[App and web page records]
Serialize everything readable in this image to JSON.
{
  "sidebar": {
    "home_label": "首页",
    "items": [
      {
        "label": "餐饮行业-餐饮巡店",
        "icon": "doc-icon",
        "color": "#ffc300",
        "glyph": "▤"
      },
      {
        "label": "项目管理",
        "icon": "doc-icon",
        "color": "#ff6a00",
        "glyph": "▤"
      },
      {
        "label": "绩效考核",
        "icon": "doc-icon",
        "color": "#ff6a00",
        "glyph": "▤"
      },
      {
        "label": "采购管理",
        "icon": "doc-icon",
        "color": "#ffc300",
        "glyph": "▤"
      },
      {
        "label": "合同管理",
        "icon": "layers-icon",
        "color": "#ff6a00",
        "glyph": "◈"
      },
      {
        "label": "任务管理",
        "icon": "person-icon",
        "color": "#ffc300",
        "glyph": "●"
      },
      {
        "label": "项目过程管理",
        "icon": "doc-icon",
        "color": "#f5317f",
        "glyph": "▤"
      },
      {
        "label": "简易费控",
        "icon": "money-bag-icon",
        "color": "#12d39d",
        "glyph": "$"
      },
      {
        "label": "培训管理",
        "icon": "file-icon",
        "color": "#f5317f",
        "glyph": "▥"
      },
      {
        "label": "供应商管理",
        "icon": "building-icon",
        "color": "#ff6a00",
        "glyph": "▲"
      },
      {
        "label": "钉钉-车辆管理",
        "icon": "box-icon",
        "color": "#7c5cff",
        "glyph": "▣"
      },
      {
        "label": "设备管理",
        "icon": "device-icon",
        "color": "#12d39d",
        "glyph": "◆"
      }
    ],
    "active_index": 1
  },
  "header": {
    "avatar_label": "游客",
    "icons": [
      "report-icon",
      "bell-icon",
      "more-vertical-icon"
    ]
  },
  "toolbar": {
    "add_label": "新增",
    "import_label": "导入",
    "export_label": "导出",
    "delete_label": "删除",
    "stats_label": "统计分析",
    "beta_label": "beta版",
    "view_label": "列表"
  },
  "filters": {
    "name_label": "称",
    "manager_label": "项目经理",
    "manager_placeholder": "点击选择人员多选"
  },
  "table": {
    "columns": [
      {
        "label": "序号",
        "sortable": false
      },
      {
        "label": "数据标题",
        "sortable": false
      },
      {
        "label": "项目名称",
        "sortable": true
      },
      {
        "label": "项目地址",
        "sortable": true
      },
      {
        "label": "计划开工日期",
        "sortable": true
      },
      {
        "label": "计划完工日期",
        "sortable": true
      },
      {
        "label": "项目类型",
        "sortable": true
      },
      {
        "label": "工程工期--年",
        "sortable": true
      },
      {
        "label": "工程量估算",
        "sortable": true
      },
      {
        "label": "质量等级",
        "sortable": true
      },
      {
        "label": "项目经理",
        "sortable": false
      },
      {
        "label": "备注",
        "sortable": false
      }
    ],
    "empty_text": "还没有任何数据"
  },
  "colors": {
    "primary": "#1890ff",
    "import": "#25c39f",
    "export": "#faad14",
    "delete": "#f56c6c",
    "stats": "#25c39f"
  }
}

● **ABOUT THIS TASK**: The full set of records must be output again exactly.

● **RESULT FOR THIS EXERCISE**:
Serialize everything readable in this image to JSON.
{
  "sidebar": {
    "home_label": "首页",
    "items": [
      {
        "label": "餐饮行业-餐饮巡店",
        "icon": "doc-icon",
        "color": "#ffc300",
        "glyph": "▤"
      },
      {
        "label": "项目管理",
        "icon": "doc-icon",
        "color": "#ff6a00",
        "glyph": "▤"
      },
      {
        "label": "绩效考核",
        "icon": "doc-icon",
        "color": "#ff6a00",
        "glyph": "▤"
      },
      {
        "label": "采购管理",
        "icon": "doc-icon",
        "color": "#ffc300",
        "glyph": "▤"
      },
      {
        "label": "合同管理",
        "icon": "layers-icon",
        "color": "#ff6a00",
        "glyph": "◈"
      },
      {
        "label": "任务管理",
        "icon": "person-icon",
        "color": "#ffc300",
        "glyph": "●"
      },
      {
        "label": "项目过程管理",
        "icon": "doc-icon",
        "color": "#f5317f",
        "glyph": "▤"
      },
      {
        "label": "简易费控",
        "icon": "money-bag-icon",
        "color": "#12d39d",
        "glyph": "$"
      },
      {
        "label": "培训管理",
        "icon": "file-icon",
        "color": "#f5317f",
        "glyph": "▥"
      },
      {
        "label": "供应商管理",
        "icon": "building-icon",
        "color": "#ff6a00",
        "glyph": "▲"
      },
      {
        "label": "钉钉-车辆管理",
        "icon": "box-icon",
        "color": "#7c5cff",
        "glyph": "▣"
      },
      {
        "label": "设备管理",
        "icon": "device-icon",
        "color": "#12d39d",
        "glyph": "◆"
      }
    ],
    "active_index": 1
  },
  "header": {
    "avatar_label": "游客",
    "icons": [
      "report-icon",
      "bell-icon",
      "more-vertical-icon"
    ]
  },
  "toolbar": {
    "add_label": "新增",
    "import_label": "导入",
    "export_label": "导出",
    "delete_label": "删除",
    "stats_label": "统计分析",
    "beta_label": "beta版",
    "view_label": "列表"
  },
  "filters": {
    "name_label": "称",
    "manager_label": "项目经理",
    "manager_placeholder": "点击选择人员多选"
  },
  "table": {
    "columns": [
      {
        "label": "序号",
        "sortable": false
      },
      {
        "label": "数据标题",
        "sortable": false
      },
      {
        "label": "项目名称",
        "sortable": true
      },
      {
        "label": "项目地址",
        "sortable": true
      },
      {
        "label": "计划开工日期",
        "sortable": true
      },
      {
        "label": "计划完工日期",
        "sortable": true
      },
      {
        "label": "项目类型",
        "sortable": true
      },
      {
        "label": "工程工期--年",
        "sortable": true
      },
      {
        "label": "工程量估算",
        "sortable": true
      },
      {
        "label": "质量等级",
        "sortable": true
      },
      {
        "label": "项目经理",
        "sortable": false
      },
      {
        "label": "备注",
        "sortable": false
      }
    ],
    "empty_text": "还没有任何数据"
  },
  "colors": {
    "primary": "#1890ff",
    "import": "#25c39f",
    "export": "#faad14",
    "delete": "#f56c6c",
    "stats": "#25c39f"
  }
}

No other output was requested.